Congresswoman Stephanie Tubbs Jones (D-OH 11) will be fighting for democracy again on May 7th when she opens the CASE (Citizens' Alliance for Secure Elections) teach-in in Columbus, Ohio. CASE, along with many watchful Americans, is convinced the full story has not been told about the elections in Ohio in November of 2004.  So they are working with other local groups (including Americans for Democracy) to bring concerned people together for this teach-in about Fighting for Election Justice and Integrity. The people who have led the battle for discovery and reform will work closely with concerned individuals to tell their stories. They will explain why they are concerned, what they have done, and how they have done it. They will ask that people in the workshop groups stay networked, keep informed, and continue to work with the workshop leader to broaden the work already begun. The plan is to build a more informed public core and enlarge the group of activists working on election issues.

CASE began when concerned citizens gathered to testify before the Ohio Joint Committee on Ballot Security in March 2004. As the committee heard 22 hours of testimony about the need for a VVPAT (Voter Verified Paper Audit Trail), several individuals who were there to witness and testify, saw others there that shared a common interest. Fourteen met after the second session in the basement cafeteria of the statehouse and formed the association of activists that has been successful in keeping the issue of fair and open elections before the public for much of the past year.

After the Joint Committee on Ballot Security voted 8 to 1 in favor of VVPAT the newborn CASE thought for a few days that their work was done. They quickly realized that many obstacles remained. Even after the Ohio Senate voted unanimously for VVPAT in HB262 and the House followed with a nearly unanimous vote, it was clear that there were many forces set against the election. The new legislation did not require VVPAT implementation until 2006 and many counties were set to purchase equipment in 2004 that they could upgrade if upgrades were available. CASE kept the issue before the public and Secretary of State Blackwell and the county boards backed down and decided to wait.

They organized rallys and protests, sent information packets to all the Boards of Elections, and wrote to and visited representatives and senators. Their relationship with Ohio lawmakers has been an important part of the success so far in working for better election systems in Ohio. Lawmakers would support CASE when they had a rally, and CASE would show up when lawmakers needed support. Never organized in any traditional sense, but relying on the internet and phone to network, they reached out to nearly 100 concerned citizens, and could form a crowd when necessary.

CASE was active again through the elections focusing on registration irregularities and working with several others (including Americans for Democracy) to document the extent of the problems and resolve the many unanswered questions.

Through all this, CASE has remained a loose association of activists which fosters to a certain creative spontaneity that is the spirit of the activist. But this lack of structure also poses problems.

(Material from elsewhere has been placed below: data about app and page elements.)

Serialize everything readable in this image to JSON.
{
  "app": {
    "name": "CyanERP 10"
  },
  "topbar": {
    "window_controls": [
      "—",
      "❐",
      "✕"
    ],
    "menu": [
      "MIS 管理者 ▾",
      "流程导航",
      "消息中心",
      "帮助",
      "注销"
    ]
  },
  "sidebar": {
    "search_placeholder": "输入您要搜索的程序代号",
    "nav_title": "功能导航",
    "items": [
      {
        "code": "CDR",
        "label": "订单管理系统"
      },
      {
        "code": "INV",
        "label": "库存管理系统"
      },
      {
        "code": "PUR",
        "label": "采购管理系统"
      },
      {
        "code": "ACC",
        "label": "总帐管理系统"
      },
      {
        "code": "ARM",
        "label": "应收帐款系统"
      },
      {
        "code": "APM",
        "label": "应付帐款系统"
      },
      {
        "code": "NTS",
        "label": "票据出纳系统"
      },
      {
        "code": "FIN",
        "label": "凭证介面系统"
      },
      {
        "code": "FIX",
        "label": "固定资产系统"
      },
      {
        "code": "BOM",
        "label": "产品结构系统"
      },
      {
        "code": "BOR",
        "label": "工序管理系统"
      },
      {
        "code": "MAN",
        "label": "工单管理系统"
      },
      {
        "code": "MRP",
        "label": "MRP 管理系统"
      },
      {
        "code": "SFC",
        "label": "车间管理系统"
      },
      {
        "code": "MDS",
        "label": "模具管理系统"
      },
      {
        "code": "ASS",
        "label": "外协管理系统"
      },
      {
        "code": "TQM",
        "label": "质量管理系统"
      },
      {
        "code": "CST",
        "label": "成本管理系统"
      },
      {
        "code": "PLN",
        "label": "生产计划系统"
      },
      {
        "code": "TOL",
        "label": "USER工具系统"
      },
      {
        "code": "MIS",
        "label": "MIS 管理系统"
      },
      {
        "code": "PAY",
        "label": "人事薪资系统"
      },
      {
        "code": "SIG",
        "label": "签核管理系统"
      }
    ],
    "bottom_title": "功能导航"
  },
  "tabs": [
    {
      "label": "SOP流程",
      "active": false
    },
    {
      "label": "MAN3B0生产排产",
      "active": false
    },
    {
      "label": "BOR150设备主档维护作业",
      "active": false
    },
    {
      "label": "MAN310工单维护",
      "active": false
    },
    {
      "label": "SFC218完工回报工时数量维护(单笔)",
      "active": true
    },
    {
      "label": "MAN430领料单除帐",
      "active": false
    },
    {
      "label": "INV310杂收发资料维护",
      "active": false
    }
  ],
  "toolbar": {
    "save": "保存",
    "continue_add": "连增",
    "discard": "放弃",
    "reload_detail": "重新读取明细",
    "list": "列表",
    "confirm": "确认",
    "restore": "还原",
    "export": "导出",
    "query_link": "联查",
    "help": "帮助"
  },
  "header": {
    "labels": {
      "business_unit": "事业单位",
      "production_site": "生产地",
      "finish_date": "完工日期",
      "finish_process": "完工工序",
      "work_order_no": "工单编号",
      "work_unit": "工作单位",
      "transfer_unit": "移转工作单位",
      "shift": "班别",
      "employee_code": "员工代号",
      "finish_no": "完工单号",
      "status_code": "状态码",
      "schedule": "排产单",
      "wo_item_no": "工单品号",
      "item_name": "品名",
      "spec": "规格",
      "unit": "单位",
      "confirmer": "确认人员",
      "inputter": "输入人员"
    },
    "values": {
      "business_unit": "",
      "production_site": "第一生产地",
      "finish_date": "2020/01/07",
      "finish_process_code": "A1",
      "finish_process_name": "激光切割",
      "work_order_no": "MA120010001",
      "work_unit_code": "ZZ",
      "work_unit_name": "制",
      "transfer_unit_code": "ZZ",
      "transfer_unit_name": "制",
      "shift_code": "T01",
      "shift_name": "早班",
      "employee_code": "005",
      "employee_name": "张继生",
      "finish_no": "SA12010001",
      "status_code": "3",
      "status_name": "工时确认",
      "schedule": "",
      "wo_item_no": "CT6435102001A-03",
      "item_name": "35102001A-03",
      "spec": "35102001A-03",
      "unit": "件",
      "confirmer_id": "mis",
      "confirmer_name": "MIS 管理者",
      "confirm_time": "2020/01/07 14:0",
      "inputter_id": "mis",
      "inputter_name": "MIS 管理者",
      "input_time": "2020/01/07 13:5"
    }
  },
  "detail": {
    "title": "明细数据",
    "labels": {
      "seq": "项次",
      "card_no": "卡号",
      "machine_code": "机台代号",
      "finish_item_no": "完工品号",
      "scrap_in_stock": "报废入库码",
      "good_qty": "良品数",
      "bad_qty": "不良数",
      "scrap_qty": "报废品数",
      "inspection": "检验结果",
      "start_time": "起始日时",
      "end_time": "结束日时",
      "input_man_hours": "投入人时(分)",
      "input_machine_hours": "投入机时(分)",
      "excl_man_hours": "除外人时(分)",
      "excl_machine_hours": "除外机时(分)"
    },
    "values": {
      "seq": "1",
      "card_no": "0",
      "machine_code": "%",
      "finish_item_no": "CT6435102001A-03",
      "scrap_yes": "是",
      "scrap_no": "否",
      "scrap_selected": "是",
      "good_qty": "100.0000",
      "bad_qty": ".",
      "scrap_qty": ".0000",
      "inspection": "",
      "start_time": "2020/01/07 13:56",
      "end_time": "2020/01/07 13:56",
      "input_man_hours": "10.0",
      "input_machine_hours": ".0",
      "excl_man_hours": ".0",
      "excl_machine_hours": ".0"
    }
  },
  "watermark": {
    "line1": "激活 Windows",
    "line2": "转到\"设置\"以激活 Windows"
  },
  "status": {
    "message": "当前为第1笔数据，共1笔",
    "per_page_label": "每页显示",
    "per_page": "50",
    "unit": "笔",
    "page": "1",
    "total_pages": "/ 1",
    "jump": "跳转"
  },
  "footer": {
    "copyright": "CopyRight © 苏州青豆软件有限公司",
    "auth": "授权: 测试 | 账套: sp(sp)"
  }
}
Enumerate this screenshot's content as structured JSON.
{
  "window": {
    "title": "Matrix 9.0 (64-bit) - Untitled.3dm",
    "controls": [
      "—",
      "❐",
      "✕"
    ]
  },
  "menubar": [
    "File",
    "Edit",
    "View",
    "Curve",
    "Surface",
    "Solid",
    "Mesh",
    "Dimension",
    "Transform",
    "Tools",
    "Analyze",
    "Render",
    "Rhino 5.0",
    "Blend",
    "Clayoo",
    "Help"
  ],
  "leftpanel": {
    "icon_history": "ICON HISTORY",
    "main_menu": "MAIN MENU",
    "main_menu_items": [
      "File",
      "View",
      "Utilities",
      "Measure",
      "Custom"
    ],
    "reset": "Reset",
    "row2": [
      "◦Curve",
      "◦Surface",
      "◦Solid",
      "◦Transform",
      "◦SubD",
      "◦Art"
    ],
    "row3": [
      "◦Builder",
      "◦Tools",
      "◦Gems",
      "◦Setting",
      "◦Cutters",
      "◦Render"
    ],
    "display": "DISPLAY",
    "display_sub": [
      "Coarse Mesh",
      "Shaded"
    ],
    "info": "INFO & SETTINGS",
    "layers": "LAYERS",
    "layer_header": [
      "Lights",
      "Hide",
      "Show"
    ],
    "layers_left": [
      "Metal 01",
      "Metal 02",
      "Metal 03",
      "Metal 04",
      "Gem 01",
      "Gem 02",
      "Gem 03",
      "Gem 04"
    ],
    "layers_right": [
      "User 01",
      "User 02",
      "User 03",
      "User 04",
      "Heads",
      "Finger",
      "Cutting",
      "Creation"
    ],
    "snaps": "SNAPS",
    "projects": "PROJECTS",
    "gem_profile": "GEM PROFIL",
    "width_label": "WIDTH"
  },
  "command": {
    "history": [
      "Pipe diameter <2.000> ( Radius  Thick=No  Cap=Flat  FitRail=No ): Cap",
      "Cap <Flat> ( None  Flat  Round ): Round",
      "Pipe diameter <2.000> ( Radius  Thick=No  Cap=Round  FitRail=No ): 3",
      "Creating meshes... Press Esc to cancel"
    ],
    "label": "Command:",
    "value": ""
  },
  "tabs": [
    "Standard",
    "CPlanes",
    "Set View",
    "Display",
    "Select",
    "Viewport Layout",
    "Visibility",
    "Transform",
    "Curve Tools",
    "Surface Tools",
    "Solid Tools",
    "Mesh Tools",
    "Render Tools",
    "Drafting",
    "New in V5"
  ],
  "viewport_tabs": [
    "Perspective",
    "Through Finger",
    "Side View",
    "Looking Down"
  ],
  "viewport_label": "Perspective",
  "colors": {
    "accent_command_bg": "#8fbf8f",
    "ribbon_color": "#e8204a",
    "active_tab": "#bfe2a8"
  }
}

So principles within CASE are forming CASE_America which will be small, structured, and organized as a 501.c.3. With the ability of raising funds, CASE_America will be able to provide grants and loans to CASE_OH as well as others for election work.

Right now, the Ohio legislature is preparing to introduce legislation that is expected to attack the VVPAT, define jurisdictions making it harder for the mobile young and poor to vote; require personal picture IDs that are difficult for many, especially the  elderly and poor; and raise the cost of a recount so high that it may never be attempted again in our lifetimes. In Ohio's case, it is the Republicans who are attacking fair and open voting, but reportedly, where the Democrats are firmly in power, they attempt similar tactics.

Sadly, the need for CASE and organizations like ours continues to grow.  Fortunately, there are hundreds, even thousands who continue to give of their personal time and resources to try and protect our dwindling democracy. And thank goodness for defiant defenders of democracy like Congresswoman Stephanie Tubbs Jones.